Why is a leadership identity so hard to accept? There are four common reasons young leaders struggle to accept their new identity.

First, some struggle to accept their identity as leaders because of false humility. They believe that "I am a leader" is a prideful statement. It isn't. Agreeing with God that you are a leader is simply accepting and affirming his assignment for you. In a sense, denying your role as a leader is prideful, since you make yourself the final authority and reject God's plan for you. Accepting your assignment demonstrates humility, not pride.

Related to this are the struggles that some younger believers have with formal expressions of authority or organizational structure. Both are sometimes (wrongly) considered impediments to true spiritual community. I have noticed recently that some younger ministry leaders seem determined to do everything by collaboration, conversation, and coffee. That's an overreaction—a leadership cop-out—that limits kingdom growth. Have you noticed leading technology companies, who employ so many post-moderns, have no trouble creating structure and expressing authority through making decisions that result in worldwide impact? So why do we? Why is this postmodern aversion to leading through structure mostly evident among younger ministry leaders? Don't buy into the myth that true community lacks structure or is inhibited by formally recognizing some people as the leaders.

Younger leaders may also struggle to accept their new identity because they feel inadequate to lead. Inadequacy isn't a disqualifying characteristic. If it were, God wouldn't have any leaders. Younger leaders often idealize the character and skills required to lead. They measure themselves by the more mature leadership qualities of their mentors. What younger leaders fail to realize is that their mentors were much like them when they were the same age. They had limited skills and were still working through character formation issues. God calls and uses imperfect people in leadership. Don't be intimidated by comparing yourself to those far more experienced than you are.

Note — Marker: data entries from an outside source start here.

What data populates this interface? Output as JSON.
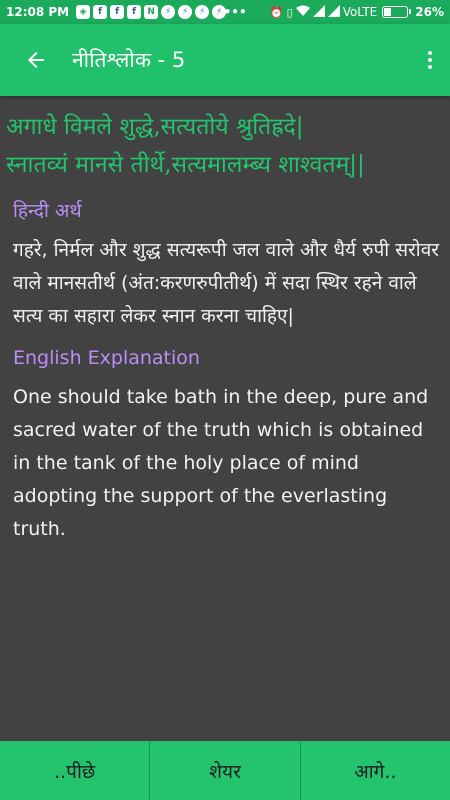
{
  "status_bar": {
    "time": "12:08 PM",
    "network": "VoLTE",
    "battery_percent": "26%",
    "battery_level": 0.26,
    "left_icons": [
      "shield-notification-icon",
      "facebook-icon",
      "facebook-icon",
      "facebook-icon",
      "news-icon",
      "messenger-icon",
      "messenger-icon",
      "messenger-icon",
      "messenger-icon",
      "more-dots-icon"
    ],
    "right_icons": [
      "alarm-icon",
      "vibrate-icon",
      "wifi-icon",
      "signal-icon",
      "signal-icon"
    ]
  },
  "app_bar": {
    "title": "नीतिश्लोक - 5"
  },
  "shloka": {
    "line1": "अगाधे विमले शुद्धे,सत्यतोये श्रुतिह्रदे|",
    "line2": "स्नातव्यं मानसे तीर्थे,सत्यमालम्ब्य शाश्वतम्||"
  },
  "hindi": {
    "heading": "हिन्दी अर्थ",
    "text": "गहरे, निर्मल और शुद्ध सत्यरूपी जल वाले और धैर्य रुपी सरोवर वाले मानसतीर्थ (अंत:करणरुपीतीर्थ) में सदा स्थिर रहने वाले सत्य का सहारा लेकर स्नान करना चाहिए|"
  },
  "english": {
    "heading": "English Explanation",
    "text": "One should take bath in the deep, pure and sacred water of the truth which is obtained in the tank of the holy place of mind adopting the support of the everlasting truth."
  },
  "bottom_nav": {
    "prev_label": "..पीछे",
    "share_label": "शेयर",
    "next_label": "आगे.."
  },
  "colors": {
    "status_bar": "#1ba95a",
    "app_bar": "#21c06a",
    "background": "#424242",
    "shloka_text": "#24c46e",
    "heading_text": "#b98ef6",
    "bottom_bar": "#24c46e"
  }
}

Lastly, younger leaders may resist accepting their new identity because they fear the responsibility it brings. While learning to lead, new leaders observe their mentors and the responsibility they bear. The load can seem overwhelming. God is gracious, however, in doling out leadership responsibility. He has a wonderful way of matching leadership responsibility with leadership development. As you grow in your capacity to lead, God will increase your leadership responsibility proportionately. Don't fear the burden of leadership. God will give you responsibility in proportion to your readiness to shoulder the burden of leadership.

God also works through the burden of leading to increase your capacity for leadership. For example, as a young pastor, I had to pray and trust God for several hundred thousand dollars for a church building program. Later, in another ministry, I grew to trust God for a few million dollars. Now I am responsible for a multimillion-dollar budget and am attempting to develop new projects that require millions more. God equipped me for this present challenge by growing me through those earlier leadership experiences.

Simon became Peter, the kingdom leader. The fisherman became the rock. Meeting Jesus and accepting his new identity changed everything for Peter. It's the same for you. You have sensed Jesus directing you to lead his people, to take new responsibility. Accept your new identity. Get comfortable wearing the leadership mantle. Commit to the journey of discovering the full meaning of your new identity.

Questions for Reflection

  1. Have you fully accepted your identity as a leader, or are you still in the process of doing so?
  2. What barriers do you need to overcome to accept your identity as a leader?
  3. How is your leadership identity developing or changing at this point in your life?